The Odyssey - where gaming began!
Many people think of Atari as the pioneers of the video game console, but it was the Magnavox Odyssey that brought the first commercial video games to market and inspired Atari’s development.
The Odyssey’s hardware was designed by a small team led by Ralph Baer who worked at Sanders Associates - a company that was one of the premier flexible printed circuit manufacturers of the 1960’s and 70’s. It specialised in complex flexible circuit assemblies and printed wiring boards for the U.S. military including the space programs.
The Odyssey consisted of a black, white and brown box that connected to your home TV set. It came supplied with two controllers that were permanently attached by wires.
The console connected to your TV through a switchbox. This allowed the user to switch the television input between the Odyssey and the regular television input cable, presenting the Odyssey content like a television channel.
The controllers were designed to sit on a flat surface. By today’s standards they are far from ergonomic and look incredibly simplistic with one button marked ‘Reset’ on the top of each controller and three dials - one on the right side of the controller, and two on the left with one extending from the other.
The reset button is not what you might think, it resets individual elements depending on the game (which was actually a circuit board inserted into the console, for example, making a player’s dot visible after it has been turned off). The entire system was powered by six batteries, which were included in the box along with an optional power supply that was sold separately.
The Odyssey is capable of displaying three square dots and one line of varying height on the screen in monochrome black and white. There were various behaviours associated with the dots, depending on the game being played.

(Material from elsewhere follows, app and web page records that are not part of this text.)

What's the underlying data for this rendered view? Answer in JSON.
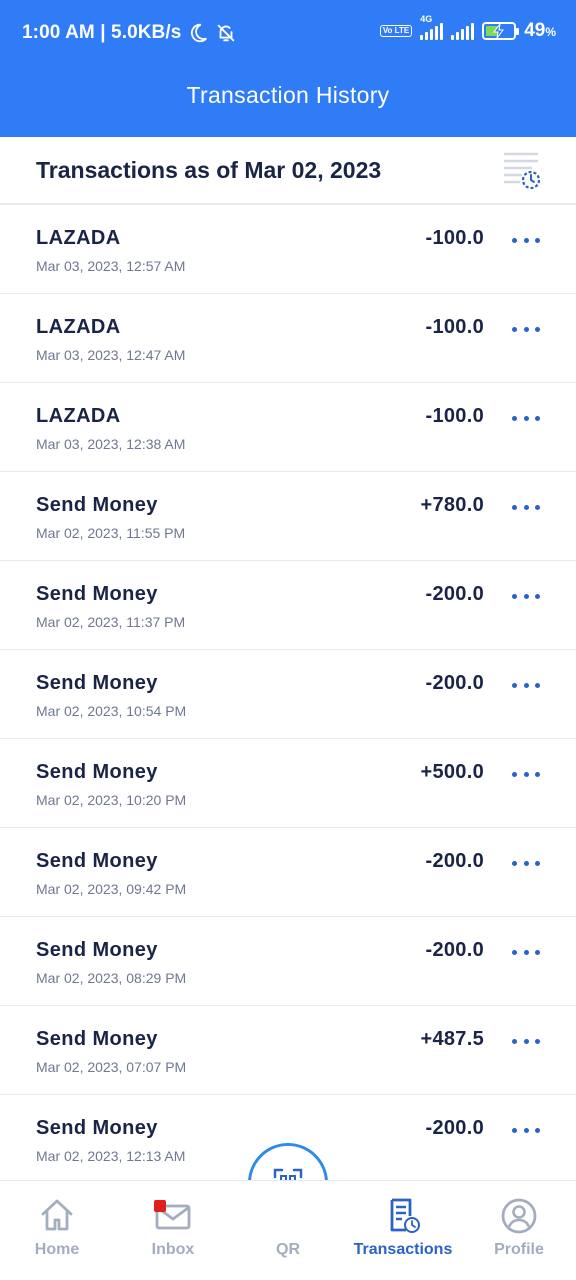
{
  "status_bar": {
    "time_speed": "1:00 AM | 5.0KB/s",
    "volte": "Vo LTE",
    "net_type": "4G",
    "battery_pct": "49",
    "battery_unit": "%"
  },
  "header": {
    "title": "Transaction History"
  },
  "subheader": {
    "title": "Transactions as of Mar 02, 2023"
  },
  "transactions": [
    {
      "name": "LAZADA",
      "date": "Mar 03, 2023, 12:57 AM",
      "amount": "-100.0"
    },
    {
      "name": "LAZADA",
      "date": "Mar 03, 2023, 12:47 AM",
      "amount": "-100.0"
    },
    {
      "name": "LAZADA",
      "date": "Mar 03, 2023, 12:38 AM",
      "amount": "-100.0"
    },
    {
      "name": "Send Money",
      "date": "Mar 02, 2023, 11:55 PM",
      "amount": "+780.0"
    },
    {
      "name": "Send Money",
      "date": "Mar 02, 2023, 11:37 PM",
      "amount": "-200.0"
    },
    {
      "name": "Send Money",
      "date": "Mar 02, 2023, 10:54 PM",
      "amount": "-200.0"
    },
    {
      "name": "Send Money",
      "date": "Mar 02, 2023, 10:20 PM",
      "amount": "+500.0"
    },
    {
      "name": "Send Money",
      "date": "Mar 02, 2023, 09:42 PM",
      "amount": "-200.0"
    },
    {
      "name": "Send Money",
      "date": "Mar 02, 2023, 08:29 PM",
      "amount": "-200.0"
    },
    {
      "name": "Send Money",
      "date": "Mar 02, 2023, 07:07 PM",
      "amount": "+487.5"
    },
    {
      "name": "Send Money",
      "date": "Mar 02, 2023, 12:13 AM",
      "amount": "-200.0"
    }
  ],
  "bottom_nav": {
    "items": [
      {
        "label": "Home",
        "icon": "home-icon"
      },
      {
        "label": "Inbox",
        "icon": "mail-icon"
      },
      {
        "label": "QR",
        "icon": "qr-scan-icon"
      },
      {
        "label": "Transactions",
        "icon": "receipt-clock-icon"
      },
      {
        "label": "Profile",
        "icon": "user-circle-icon"
      }
    ],
    "active": "Transactions"
  },
  "colors": {
    "header_bg": "#2f7cf6",
    "primary_text": "#1a2446",
    "accent": "#2a62c8",
    "inactive_nav": "#a3adbf",
    "notification_badge": "#e01f1f"
  }
}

Players placed plastic overlays on to the TV screen to create the background and other visual elements of the games.
The console could not generate any audio, so you played in silence with no sound effects. The Odyssey couldn’t track your scores either!
The Odyssey console came packaged with dice, paper money, and other board game paraphernalia that is typical of what we would now call traditional board games. There was a peripheral controller available as well, the first video game light gun, this was sold separately.

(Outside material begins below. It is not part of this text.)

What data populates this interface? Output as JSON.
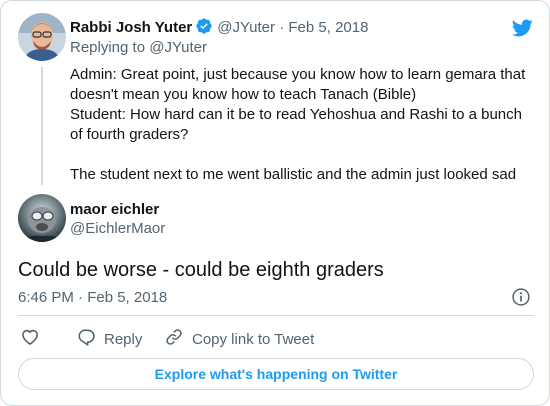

The games did not use ROM cartridges like many of the later consoles, instead they used “game cards” made using printed circuit boards that plugged into the console. These cards modified the internal circuitry like a set of switches, so the Odyssey would display different components and react to inputs differently depending on the circuit it had connected into it. Multiple games used the same cards, with different instructions being given to the player to change the style of game.
The idea for a video game console was conceived by Ralph Baer in August 1966. It took him three years working with Bill Harrison and Bill Rusch, together creating 7 successive prototype consoles before the product was market ready.

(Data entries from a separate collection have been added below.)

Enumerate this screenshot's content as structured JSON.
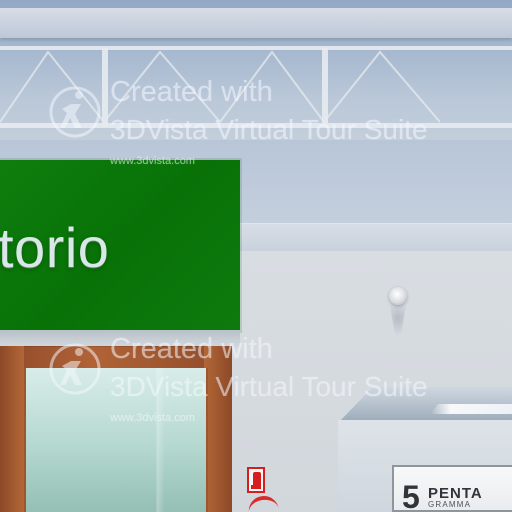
{
  "scene": {
    "green_sign_text": "torio",
    "company_sign": {
      "number": "5",
      "title": "PENTA",
      "subtitle": "GRAMMA"
    }
  },
  "watermarks": [
    {
      "line1": "Created with",
      "line2": "3DVista Virtual Tour Suite",
      "url": "www.3dvista.com"
    },
    {
      "line1": "Created with",
      "line2": "3DVista Virtual Tour Suite",
      "url": "www.3dvista.com"
    }
  ],
  "colors": {
    "green_sign": "#087207",
    "wood": "#b16336",
    "glass": "#b4d8cf",
    "watermark": "#f5f8ff",
    "fire_sign": "#d71e1e"
  },
  "icons": {
    "watermark_logo": "3dvista-person-icon",
    "fire_extinguisher_sign": "fire-extinguisher-sign-icon",
    "ceiling_light": "ceiling-light-icon"
  }
}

The seventh, known as the Brown Box, was shown to several manufacturers before Magnavox agreed to produce it in January 1971. The first units went on sale on May 24th 1972. After releasing the console through their dealerships, Magnavox sold 69,000 units the first year and 350,000 by the time the console was discontinued in 1975.
The Odyssey console spawned the Odyssey series as well as the 1978 Magnavox Odyssey 2. The later could run 28 different games including a ping pong game. It was this game that was the inspiration for Atari’s incredibly successful Pong arcade game.
The release of the Odyssey marked the beginning of the first generation of video game consoles and played a pivotal part in creating todays video game industry.